How would you handle negative press, or a crisis?
There are so many dos and don’ts about reputation or crisis management… but I normally apply the following:
1) Take a deep breath and quietly reflect on the issue for a few minutes. It sounds basic, but often our first reaction can be irrational or reactionary so giving yourself some clear head space to really assess the issue is a good place to start.
2) Research! A few phone calls, a Google search and internal knowledge will unearth information about the issue, the origins of it, your organisation’s position or role in the issue. This will help you understand the broader context – are you the trailer or the main feature?!
3) Engage your stakeholders – who do you need to talk to, what do you need to say to them, who can speak on your behalf to help moderate or bring balance to the issue? Sometimes looking outside of your organisation is a benefit – especially on social media.
4) “Be genuine. Be factual. Be timely.” When I see a media spokesperson or statement that doesn’t address the issue – I’m instantly sceptical. Use language that resonates with the audience you are trying to talk to. Respond in a time frame that works for your audience. And always, always, be factual.
How do you measure the effectiveness of your campaigns?
By setting clear objectives. You can’t measure a campaign unless you set out what you want to achieve. For different elements of a campaign, be clear about what will be the absolute lowest outcomes you’ll be happy with and what your gold standard is.
What’s your most successful campaign, or coverage, and when have things not gone to plan?
The best laid PR plans can be scuppered at any time. In a previous role, we worked for months on a story, sold it in, had a fairly solid broadcast schedule lined up for the next day… and then Michael Jackson died. And so did our story.
I’m particularly proud of coverage achieved about a really complex policy call that led to political discussion about child neglect and investment in prevention services. It might have only been two pieces of coverage – but it was targeted, the messages were spot on and it reached the desired audiences.
Do you handle social media in-house? How does the company use social media to reach and engage with its intended audience?
We are going to start using social media and it will be managed in-house. We will mainly be interacting with other organisations, health professionals and experts and, inevitably, the general public.

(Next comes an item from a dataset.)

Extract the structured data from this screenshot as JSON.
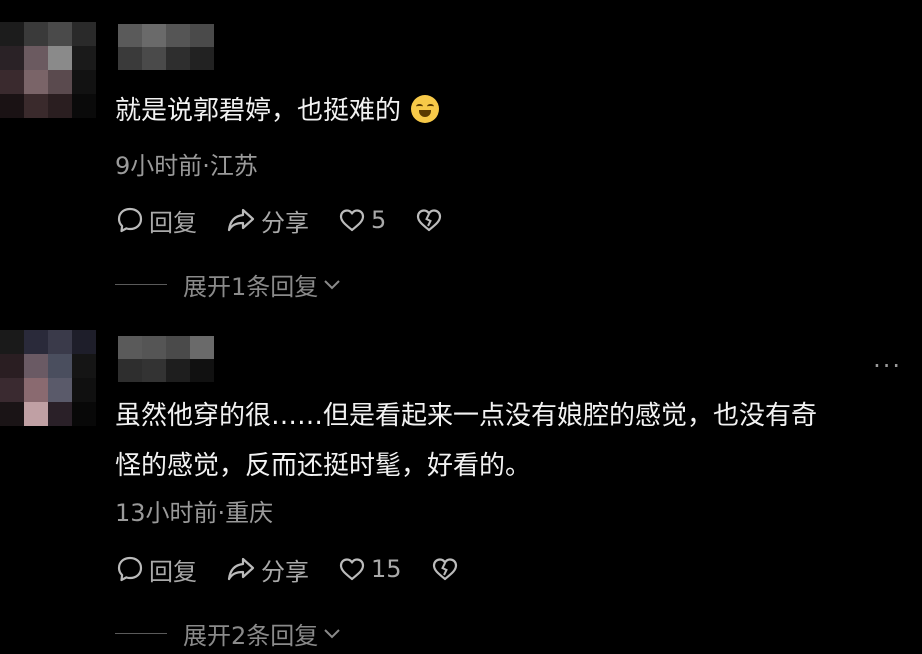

We will also be using it to challenge some of those misconceptions about hydration and the bottled waters that are out there at the moment – and hopefully become a source of some useful information for journalists, bloggers, media medics and health professionals.
What future public relations plans do you have for the company?
There is huge scope for PR at the Natural Hydration Council. Developing the profiles of our scientific experts to help bring a greater understanding of the role hydration plays on our health is one priority. I’d like to introduce more collaborative working with organisations in both the UK and Europe on the general role water plays in our health, and the wider issue of the impact our beverage choices have on our health.
Is the need to develop relationships with press journalists as important now since the rise in use of content marketing and social media?
Traditional and new media channels work hand-in-hand. I don’t think you can say one is less or more important. Press journalists hold a certain level of prestige and I don’t see this changing in the immediate future, however much people are increasingly wanting to see and talk about news and issues in different ways. Social media provides this opportunity. Content marketing plays into this, both by providing new ways to promote but also as another channel for users to critique and assess organisations by. Relationships need to be developed across the spectrum – a journalist might be just as important as your key Twitter connection.